Reni Eddo-Lodge, Peter Frankopan and Ed de Waal named Books of the Decade
Posted on 31/12/2019
It’s one thing to be a Book of the Year, but quite another to be a Book of the Decade, and so sizzling congratulations are in order to Edmund and Peter as The Hare with Amber Eyes and The Silk Roads, respectively, make the Sunday Times Culture Best of the Decade List.
“In a decade where memoir became the dominant genre,” wrote the literary editor of the ST, Hare (Vintage, 2010), “stood out” as “immensely evocative”. And Roads (Bloomsbury, 2015), changed the very “axis of history writing” – a “sweeping history” that made the West look East.
The full list – which included Hilary Mantel and Kazuo Ishiguro on the fiction side, and Yuval Noah Harari and Robert Macfarlane for non-fiction, can be found here.
But the congratulations don’t stop there. Reni Eddo-Lodge’s groundbreaking Why I’m No Longer Talking To White People About Race (Bloomsbury, 2017) made the Guardian’s list of books that defined the decade, which also included Sapiens, as well as A Girl is a Half-Formed Thing, Normal People, and Girl, Woman, Other.
“We tell ourselves that good people can’t be racist. We seem to think that true racism only exists in the hearts of evil people. We tell ourselves that racism is about moral values, when instead it is about the survival strategy of systemic power.”
With writing both searing and incisive, Reni explains how the response to a blogpost she had written three years earlier had led her to expand her analysis of structural racism, its operation and its effects, into a full-length book that went on to win the Jhalak prize and the Blackwell’s Non-Fiction Book of the Year.

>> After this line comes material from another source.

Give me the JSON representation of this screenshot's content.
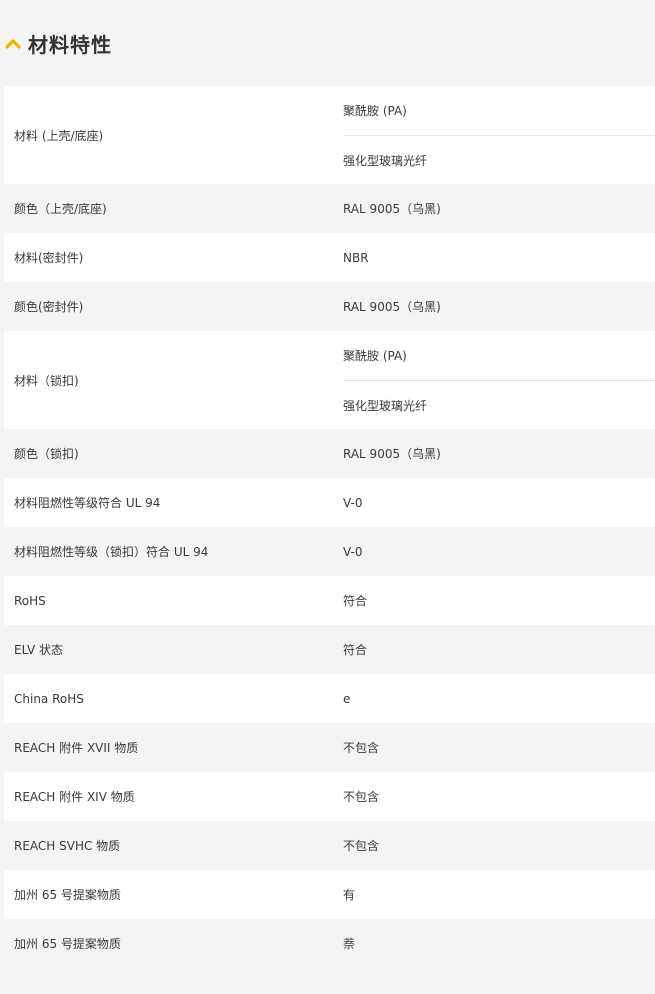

Our heartfelt thanks to all these writers for letting us be part of their amazing, trailblazing journeys – and a happy new year to all our authors, friends, and colleagues. May the next decade feature just as many thrilling, important, inimitable books as the last.